larger tool later.

When buying air compressors to power sand/bead blasters, air turbines
& other small high speed tools, be sure the air tank has a drain valve
to permit draining water that collects in it. These small tools don’t
like ‘wet air’. When air is compressed it can’t hold as much moisture
as when it’s at atmospheric pressure. The excess moisture collects in
the compressor reservoir & some can be discharged into the air line.
In moist climates weekly (or oftener) draining may be required. Some
tools may also require a ‘drier’ to be placed in the air line between
the compressor & tool.

Dave


#7

And my 2 cents worth also 'cause I can’t resist either:

McKesson (sp?) makes dental compressors for chairside work. They are
QUIET! Ask your local dentist who he gets his equipment from and
get their number. I fortunately got one from an old friend who was
moving into a bigger office. It was older than dirt but I cleaned it
up and it has been running great for the last 12 years. It was the
best $50 I ever spent on equipment. (I hope I didn’t jinx it!) Dr.
Dule, maybe you can chime in here.

Regards,
Skip

Skip Meister
@Skip_Meister
Orchid Jewelry Listserve Member
N.R.A. Endowment
"No man’s life, liberty or fortune is safe…while our legislature is in session."
Benjamin Franklin


#8

Check with the local dental society to see if someone is retiring
soon. Like Skip you might get a real deal from “old Dr. Chainsaw” (G)
when he retires. Dental compressors are very quiet and very expensive
when bought new

Mike


#9

Some suppliers for this and other type of dental compressors are:
Sullivan-Schein Dental Supply http://www.henryschein.com Patterson
Dental Supply http://www.patterson.com The have branch offices in all
major cities of 100,000+ populations.


#10

Thanks everyone for all your input. Due to the expense of the quiet
compressor, and the fact that I live in the boonies (not many dentist
going out of biz), I ended up getting a Sears 2 horse 12 gallon
compressor. It is noisy so I’ve got it outside and run the line in
when I need to use it. Eventually I’ll hardline it in but that can
wait for a rainy day. I hooked it up yesterday and wow, what a neat
machine. I’m using 40 mesh glass beads and they create a beautiful
finish. Does anyone have suggestions for other media? Like what grit
sand, will anything take off fire scale?

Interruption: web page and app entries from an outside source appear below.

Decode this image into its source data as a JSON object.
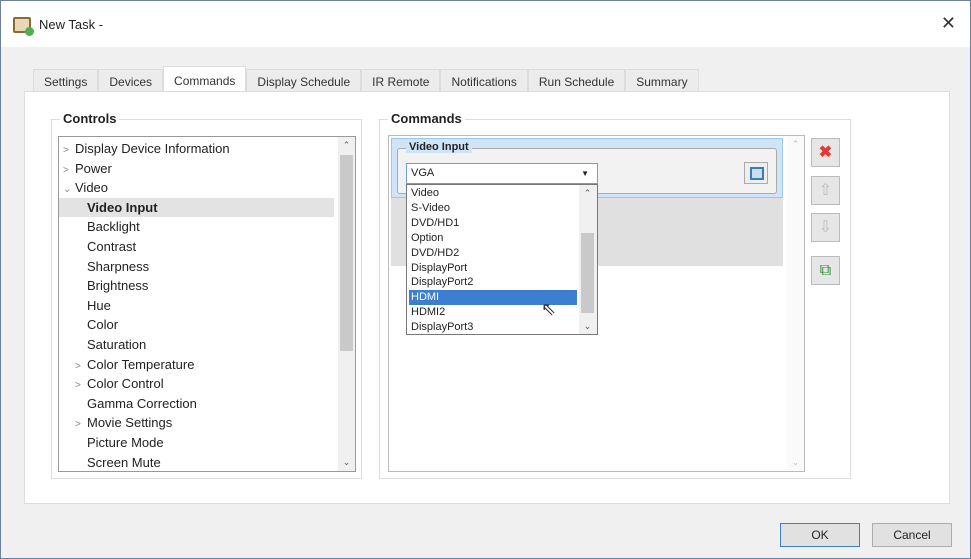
{
  "window": {
    "title": "New Task -",
    "close": "✕"
  },
  "tabs": [
    "Settings",
    "Devices",
    "Commands",
    "Display Schedule",
    "IR Remote",
    "Notifications",
    "Run Schedule",
    "Summary"
  ],
  "active_tab": "Commands",
  "controls": {
    "title": "Controls",
    "items": [
      {
        "label": "Display Device Information",
        "arrow": ">",
        "indent": 0
      },
      {
        "label": "Power",
        "arrow": ">",
        "indent": 0
      },
      {
        "label": "Video",
        "arrow": "⌄",
        "indent": 0
      },
      {
        "label": "Video Input",
        "arrow": "",
        "indent": 1,
        "selected": true
      },
      {
        "label": "Backlight",
        "arrow": "",
        "indent": 1
      },
      {
        "label": "Contrast",
        "arrow": "",
        "indent": 1
      },
      {
        "label": "Sharpness",
        "arrow": "",
        "indent": 1
      },
      {
        "label": "Brightness",
        "arrow": "",
        "indent": 1
      },
      {
        "label": "Hue",
        "arrow": "",
        "indent": 1
      },
      {
        "label": "Color",
        "arrow": "",
        "indent": 1
      },
      {
        "label": "Saturation",
        "arrow": "",
        "indent": 1
      },
      {
        "label": "Color Temperature",
        "arrow": ">",
        "indent": 1
      },
      {
        "label": "Color Control",
        "arrow": ">",
        "indent": 1
      },
      {
        "label": "Gamma Correction",
        "arrow": "",
        "indent": 1
      },
      {
        "label": "Movie Settings",
        "arrow": ">",
        "indent": 1
      },
      {
        "label": "Picture Mode",
        "arrow": "",
        "indent": 1
      },
      {
        "label": "Screen Mute",
        "arrow": "",
        "indent": 1
      }
    ]
  },
  "commands": {
    "title": "Commands",
    "group_title": "Video Input",
    "combo_value": "VGA",
    "options": [
      "Video",
      "S-Video",
      "DVD/HD1",
      "Option",
      "DVD/HD2",
      "DisplayPort",
      "DisplayPort2",
      "HDMI",
      "HDMI2",
      "DisplayPort3"
    ],
    "highlighted": "HDMI"
  },
  "footer": {
    "ok": "OK",
    "cancel": "Cancel"
  }
}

Also I’d like to make my compressor work for me, any suggestion for
other tools that would be helpful in the jewelry trade??? Thanks for
all your help. Lisa – hawthornestudios.com